>>> test[1,:] array([3, 4])
lets you access rows. This is covered in Section 1.4 (Indexing) of the NumPy reference. This is quick, at least in my experience. It's certainly much quicker than accessing each element in a loop.
>>> test[:,0] array([1, 3, 5])
this command gives you a row vector, if you just want to loop over it, it's fine, but if you want to hstack with some other array with dimension 3xN, you will have
ValueError: all the input arrays must have same number of dimensions
>>> test[:,] array([, , ])
gives you a column vector, so that you can do concatenate or hstack operation.
>>> np.hstack((test, test[:,])) array([[1, 2, 1], [3, 4, 3], [5, 6, 5]])
Although the question has been answered, let me mention some nuances.
Let's say you are interested in the first column of the array
arr = numpy.array([[1, 2], [3, 4], [5, 6]])
As you already know from other answers, to get it in the form of "row vector" (array of shape
(3,)), you use slicing:
arr_col1_view = arr[:, 1] # creates a view of the 1st column of the arr arr_col1_copy = arr[:, 1].copy() # creates a copy of the 1st column of the arr

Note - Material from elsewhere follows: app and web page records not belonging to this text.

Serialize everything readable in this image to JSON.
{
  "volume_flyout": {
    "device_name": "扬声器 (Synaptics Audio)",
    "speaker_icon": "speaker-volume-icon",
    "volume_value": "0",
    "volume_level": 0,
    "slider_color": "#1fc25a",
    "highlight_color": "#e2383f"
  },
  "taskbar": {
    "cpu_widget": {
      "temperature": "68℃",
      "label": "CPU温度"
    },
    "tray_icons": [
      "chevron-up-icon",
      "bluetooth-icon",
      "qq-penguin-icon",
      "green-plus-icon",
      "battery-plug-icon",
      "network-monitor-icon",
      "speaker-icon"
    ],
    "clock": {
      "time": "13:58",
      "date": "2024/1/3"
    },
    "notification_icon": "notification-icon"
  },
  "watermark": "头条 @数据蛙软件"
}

To check if an array is a view or a copy of another array you can do the following:
arr_col1_view.base is arr # True arr_col1_copy.base is arr # False

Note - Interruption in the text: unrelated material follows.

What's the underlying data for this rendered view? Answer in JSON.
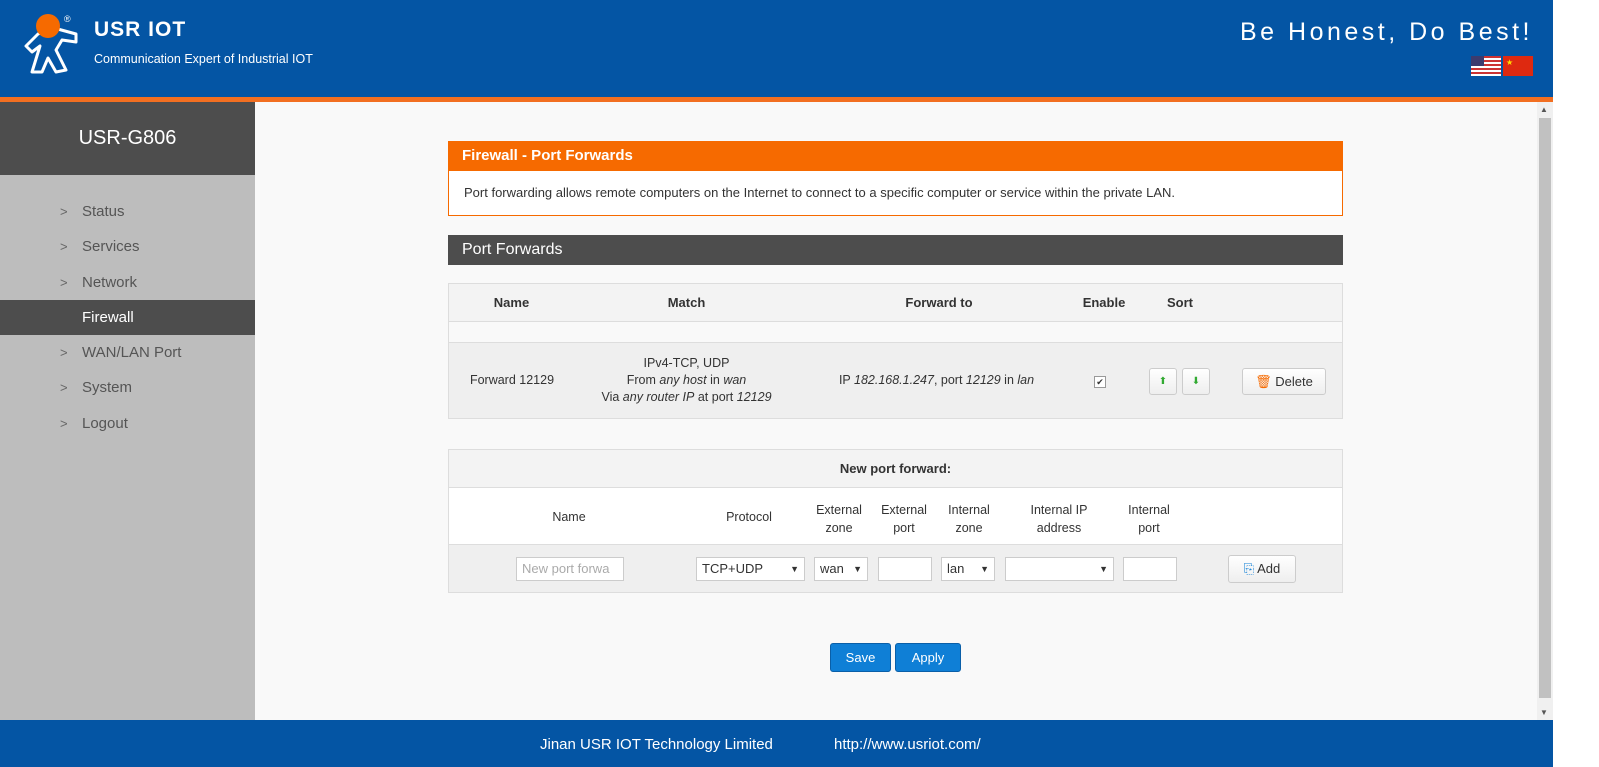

Besides the obvious difference between the two (modifying
arr_col1_view will affect the
arr), the number of byte-steps for traversing each of them is different:

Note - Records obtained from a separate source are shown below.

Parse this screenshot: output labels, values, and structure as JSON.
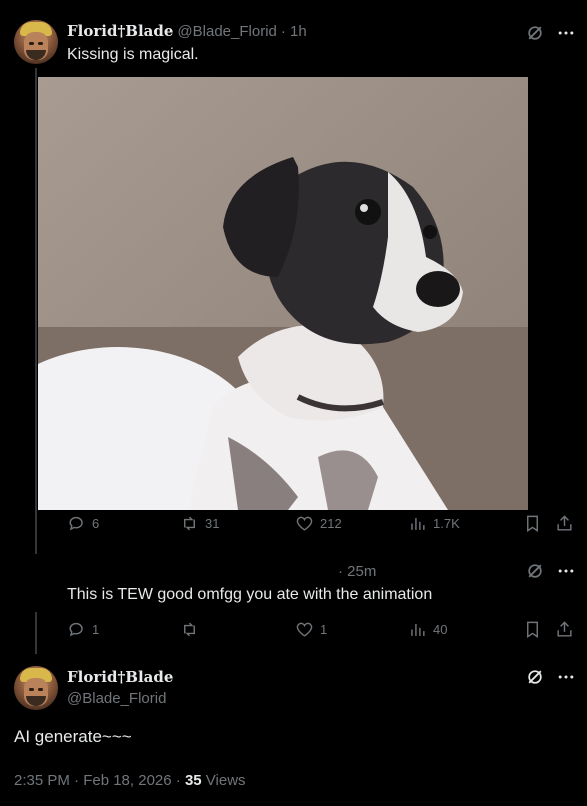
{
  "tweets": [
    {
      "display_name": "Florid†Blade",
      "handle": "@Blade_Florid",
      "time": "· 1h",
      "text": "Kissing is magical.",
      "actions": {
        "replies": "6",
        "retweets": "31",
        "likes": "212",
        "views": "1.7K"
      }
    },
    {
      "time": "· 25m",
      "text": "This is TEW good omfgg you ate with the animation",
      "actions": {
        "replies": "1",
        "retweets": "",
        "likes": "1",
        "views": "40"
      }
    }
  ],
  "main_post": {
    "display_name": "Florid†Blade",
    "handle": "@Blade_Florid",
    "text": "AI generate~~~",
    "timestamp": "2:35 PM · Feb 18, 2026 · ",
    "views_count": "35",
    "views_label": " Views"
  },
  "colors": {
    "background": "#000000",
    "text": "#e7e9ea",
    "muted": "#71767b",
    "divider": "#333639"
  },
  "icons": [
    "grok-icon",
    "more-icon",
    "reply-icon",
    "retweet-icon",
    "like-icon",
    "views-icon",
    "bookmark-icon",
    "share-icon"
  ]
}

arr_col1_view.strides # 8 bytes arr_col1_copy.strides # 4 bytes
Why is this important? Imagine that you have a very big array
A instead of the
A = np.random.randint(2, size=(10000, 10000), dtype='int32') A_col1_view = A[:, 1] A_col1_copy = A[:, 1].copy()
and you want to compute the sum of all the elements of the first column, i.e.
A_col1_copy.sum(). Using the copied version is much faster:
%timeit A_col1_view.sum() # ~248 µs %timeit A_col1_copy.sum() # ~12.8 µs
This is due to the different number of strides mentioned before:
A_col1_view.strides # 40000 bytes A_col1_copy.strides # 4 bytes
Although it might seem that using column copies is better, it is not always true for the reason that making a copy takes time too and uses more memory (in this case it took me approx. 200 µs to create the
A_col1_copy). However if we needed the copy in the first place, or we need to do many different operations on a specific column of the array and we are ok with sacrificing memory for speed, then making a copy is the way to go.
In the case we are interested in working mostly with columns, it could be a good idea to create our array in column-major ('F') order instead of the row-major ('C') order (which is the default), and then do the slicing as before to get a column without copying it:
A = np.asfortranarray(A) # or np.array(A, order='F') A_col1_view = A[:, 1] A_col1_view.strides # 4 bytes %timeit A_col1_view.sum() # ~12.6 µs vs ~248 µs
Now, performing the sum operation (or any other) on a column-view is as fast as performing it on a column copy.
Finally let me note that transposing an array and using row-slicing is the same as using the column-slicing on the original array, because transposing is done by just swapping the shape and the strides of the original array.
A[:, 1].strides # 40000 bytes A.T[1, :].strides # 40000 bytes